Being based at Bobundara – living in a historic house surrounded by a historic garden – influenced the direction of her output, and the garden soon became the subject of Trisha’s attention. “When we first moved here, there were the beautiful big old trees and lot of fruit trees which was really lovely.  But then there were these conifers, modern roses and marigolds. It had no soul,” she says.

I tried to put the mystery back into the garden, and to open it up to include the landscape surrounding it.”

“As soon as I moved here, I joined the Garden History Society,” Trisha tells me. “I think it’s very important to understand the past in order to move forward. People think the first gardens in Australia were all English style gardens but they weren’t. The first gardeners came around the Cape of Good Hope and brought plants with them that were really suitable to our climate. They didn’t have lawns, they didn’t have water. When I came here, I looked at what used to be here and tried to work to that.”

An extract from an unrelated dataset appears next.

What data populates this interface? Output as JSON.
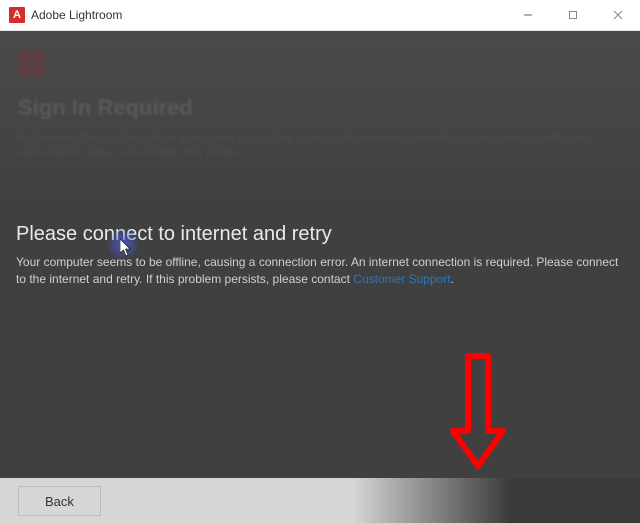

Trisha’s two main design influences were Irish gardener William Robinson and Edna Walling. “I was always kind of going to go a little bit wild!” Trisha tells me. “I like axis and form but I love softness. Robinson and Walling both had very architectural gardens, but they were always offset by a wild garden that wasn’t watered and barely mowed. It made its own beauty. That’s what I wanted.”

Bobundara is a magical garden. It’s atmospheric and soulful –Trisha’s hand shows itself not by what’s been planted, pruned or controlled, but by what’s been left to be itself, showing deep sensitivity and respect for the place, the landscape and its history. It’s also a practical measure – “If my garden reflects me, then I’m a very, very messy person,” Trisha says. “If I wanted it to be perfect I’d have to be here every day of the year, working on it. Instead, I choose to have an exciting life of people, photography, travel, art and family.”

You’ve got to decide what’s important to you. I just love the whole adventure of life,” she says.


Trisha Dixon is, according to a mutual friend, “one of life’s great enthusiasts”. I believe it. Her energy is phenomenal, and the joy she finds everywhere around her is contagious. “When I arrive home after being away my heart sings,” she tells me. “I’m like a child. I skip around the house and garden. I have the music going so loud that when I bicycle out to get the mail, even at the front gate (around a kilometre away!), I can still hear it.” Incidentally, the morning we photograph the garden the poetic meanderings of Leonard Cohen’s last album You Want It Darker accompany us as we chase the morning light.

We leave reluctantly. The wild maze of roads we were engulfed by on the way to Bobundara is nowhere to be seen. We’ll be back, in the daytime.

This story was produced with support from The Australian Garden History Society (AGHS). AGHS is committed to promoting awareness and conservation of significant cultural landscapes through engagement, research, advocacy and activities. Please check out their website for more information on who they are, what they do, and why they’re a great bunch of people.

Also, if you want to get access to the best gardens, Australia’s most interesting garden thinkers, and support an organisation focused on protecting and celebrating Australia’s cultural landscapes, perhaps you should consider joining AGHS?